This is where the real India lies; just as bapuji says of Bilal, “You are my India,” we come to recognise that India is not a fixed space, a territory of dead land, but alive in the spirit of the people who keep the flame burning, who refuse to see differences as a crime, but choose love for their friends and family over religious differences.

Hi Livejournal,

I don't post much on here, at least not on my blog. If you want to read my writing, you're best looking on the communities. But if you want to find me, get on Tumblr:

Not much creative writing on there, or anything personal. Mostly feminist ranting.

Sorry, I'm a bad Livejournal-er. But Tumblr is just so much prettier! And Wordpress lets you have a password. It's not my fault. Shape up, Livejournal.

Butttt... Livejournal does have the best communities, ever. full stop, no debate.

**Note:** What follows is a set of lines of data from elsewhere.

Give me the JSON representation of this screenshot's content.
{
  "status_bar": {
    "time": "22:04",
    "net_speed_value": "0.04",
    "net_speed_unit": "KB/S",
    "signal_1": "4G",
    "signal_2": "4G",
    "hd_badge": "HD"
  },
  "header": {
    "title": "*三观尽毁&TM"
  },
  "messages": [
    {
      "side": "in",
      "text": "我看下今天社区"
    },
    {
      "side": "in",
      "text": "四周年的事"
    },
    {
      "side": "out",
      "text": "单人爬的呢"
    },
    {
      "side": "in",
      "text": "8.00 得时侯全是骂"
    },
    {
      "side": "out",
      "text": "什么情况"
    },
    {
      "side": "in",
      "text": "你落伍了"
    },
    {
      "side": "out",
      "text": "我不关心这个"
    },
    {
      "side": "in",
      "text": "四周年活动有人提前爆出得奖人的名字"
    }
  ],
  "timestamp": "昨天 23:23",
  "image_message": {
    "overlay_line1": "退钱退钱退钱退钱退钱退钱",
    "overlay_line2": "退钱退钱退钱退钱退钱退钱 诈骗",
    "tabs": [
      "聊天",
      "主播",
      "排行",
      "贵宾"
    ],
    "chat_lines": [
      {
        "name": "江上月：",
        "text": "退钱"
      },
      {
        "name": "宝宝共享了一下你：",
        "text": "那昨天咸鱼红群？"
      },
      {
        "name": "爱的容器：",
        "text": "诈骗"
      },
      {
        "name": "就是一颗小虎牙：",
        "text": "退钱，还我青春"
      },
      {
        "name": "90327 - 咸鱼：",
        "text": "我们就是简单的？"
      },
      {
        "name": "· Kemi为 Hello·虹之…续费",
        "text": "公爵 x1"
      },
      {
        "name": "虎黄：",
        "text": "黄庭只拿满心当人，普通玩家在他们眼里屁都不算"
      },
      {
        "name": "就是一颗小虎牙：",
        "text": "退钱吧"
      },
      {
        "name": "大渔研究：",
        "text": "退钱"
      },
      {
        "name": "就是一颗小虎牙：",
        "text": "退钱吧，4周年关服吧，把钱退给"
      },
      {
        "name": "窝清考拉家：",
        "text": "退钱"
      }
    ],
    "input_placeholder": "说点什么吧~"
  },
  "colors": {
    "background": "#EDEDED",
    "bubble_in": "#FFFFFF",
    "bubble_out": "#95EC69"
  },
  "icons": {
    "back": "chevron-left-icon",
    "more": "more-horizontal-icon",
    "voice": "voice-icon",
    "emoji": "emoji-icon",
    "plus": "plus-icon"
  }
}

(no subject)

"O breathe a word or two of fire!
Smile, as if it should burn me,
Squeeze as lovers should -- O kiss
And in thy heart inurn me!
O love me truly"

-- John Keats

(no subject)

"Then why, lovely girl, should we lose all these blisses?
That mortal's a fool who such happiness misses;
So smile acquiescence, and give me thy hand,
With love-looking eyes, and with voice sweetly bland."

-- John Keats

(no subject)

A part of me hopes that the boys whose kisses I've stolen got something from those midnight sessions, too. That somehow my butterfly kisses managed to change their perspective on something. On anything. Even if it only made them appreciate the smell of grass, that would do.

I just want to leave a part of myself with them -- then I wouldn't have to deal with as much of her myself.